#1: forma: shape

A huge Latin root. Although Daniel Pink may disagree with my observation that this is the Information Age by saying in contradistinction that it is the Conceptual Age, we're still definitely in the mere limnings of the obsolescence thereof if Pink is correct (which I hope he is). In any case, what, etymologically speaking, is information, that is, what does it have to do with "shape"? When one informs another, one ‘describes’ something, thereby giving it ‘shape.’ Indeed, "information" is nothing but the act of giving "shape" to something, thereby delineating it, or drawing a boundary of words about it. When we conform, we give ourselves thoroughly to the "shape" of someone else's opinion or ideas, subsuming our own, for ulterior purposes or not, unless, of course, we conform to nonconformism, hence not giving "shape" to any idea or opinion, other than the absence thereof. Of all the independent schools at which I have taught, only one required uniforms, which give one "shape" to all, at least in terms of adolescent vestiture.
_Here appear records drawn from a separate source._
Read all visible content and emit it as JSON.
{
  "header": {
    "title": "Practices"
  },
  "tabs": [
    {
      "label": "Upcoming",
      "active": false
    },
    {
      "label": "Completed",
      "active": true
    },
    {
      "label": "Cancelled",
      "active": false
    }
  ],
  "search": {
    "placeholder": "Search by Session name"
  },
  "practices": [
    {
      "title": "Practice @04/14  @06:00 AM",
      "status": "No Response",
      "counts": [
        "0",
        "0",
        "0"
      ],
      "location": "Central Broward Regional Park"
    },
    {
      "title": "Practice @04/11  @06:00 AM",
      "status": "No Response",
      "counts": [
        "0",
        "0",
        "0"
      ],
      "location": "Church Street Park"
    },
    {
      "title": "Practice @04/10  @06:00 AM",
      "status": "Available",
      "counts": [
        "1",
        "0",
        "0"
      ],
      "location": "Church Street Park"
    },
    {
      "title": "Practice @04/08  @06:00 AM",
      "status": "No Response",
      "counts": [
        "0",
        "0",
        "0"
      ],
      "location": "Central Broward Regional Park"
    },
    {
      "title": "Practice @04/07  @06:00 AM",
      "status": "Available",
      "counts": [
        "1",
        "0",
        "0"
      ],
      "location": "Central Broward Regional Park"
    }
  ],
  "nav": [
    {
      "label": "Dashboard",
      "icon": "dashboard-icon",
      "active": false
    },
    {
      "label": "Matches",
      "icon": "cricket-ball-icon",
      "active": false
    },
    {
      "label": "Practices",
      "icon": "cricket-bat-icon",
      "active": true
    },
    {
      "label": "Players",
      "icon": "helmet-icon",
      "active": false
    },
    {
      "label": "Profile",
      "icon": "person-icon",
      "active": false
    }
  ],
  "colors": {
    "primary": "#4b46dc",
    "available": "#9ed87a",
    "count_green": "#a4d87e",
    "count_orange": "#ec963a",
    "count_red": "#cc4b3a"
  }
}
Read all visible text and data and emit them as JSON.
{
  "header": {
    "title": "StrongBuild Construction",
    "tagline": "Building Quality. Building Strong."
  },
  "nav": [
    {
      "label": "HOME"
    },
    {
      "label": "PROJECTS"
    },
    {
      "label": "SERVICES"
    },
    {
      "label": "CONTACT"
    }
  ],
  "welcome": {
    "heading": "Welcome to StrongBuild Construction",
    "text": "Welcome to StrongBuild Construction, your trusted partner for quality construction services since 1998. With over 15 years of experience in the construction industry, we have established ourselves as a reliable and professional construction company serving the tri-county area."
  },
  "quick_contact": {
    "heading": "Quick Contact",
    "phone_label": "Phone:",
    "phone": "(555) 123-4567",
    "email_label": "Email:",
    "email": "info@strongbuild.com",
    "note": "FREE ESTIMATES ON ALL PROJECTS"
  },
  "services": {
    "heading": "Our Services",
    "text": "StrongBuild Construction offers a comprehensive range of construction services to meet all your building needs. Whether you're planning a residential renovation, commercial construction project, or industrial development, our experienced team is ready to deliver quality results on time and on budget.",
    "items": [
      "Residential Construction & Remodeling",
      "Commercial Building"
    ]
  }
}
Students there much have felt liberated once they went to college and could dress as they liked, having undergone a true transformation of personal haut couture, or etymologically "the act of crossing their (accustomed) shape" from one thing to another, in this case dress. See the shape of the forma tree at this Greek and Latin root words examples site.  Also check out animated trees at, the online site that uses a unique memory engine which keeps you from forgetting SAT and GRE vocabulary.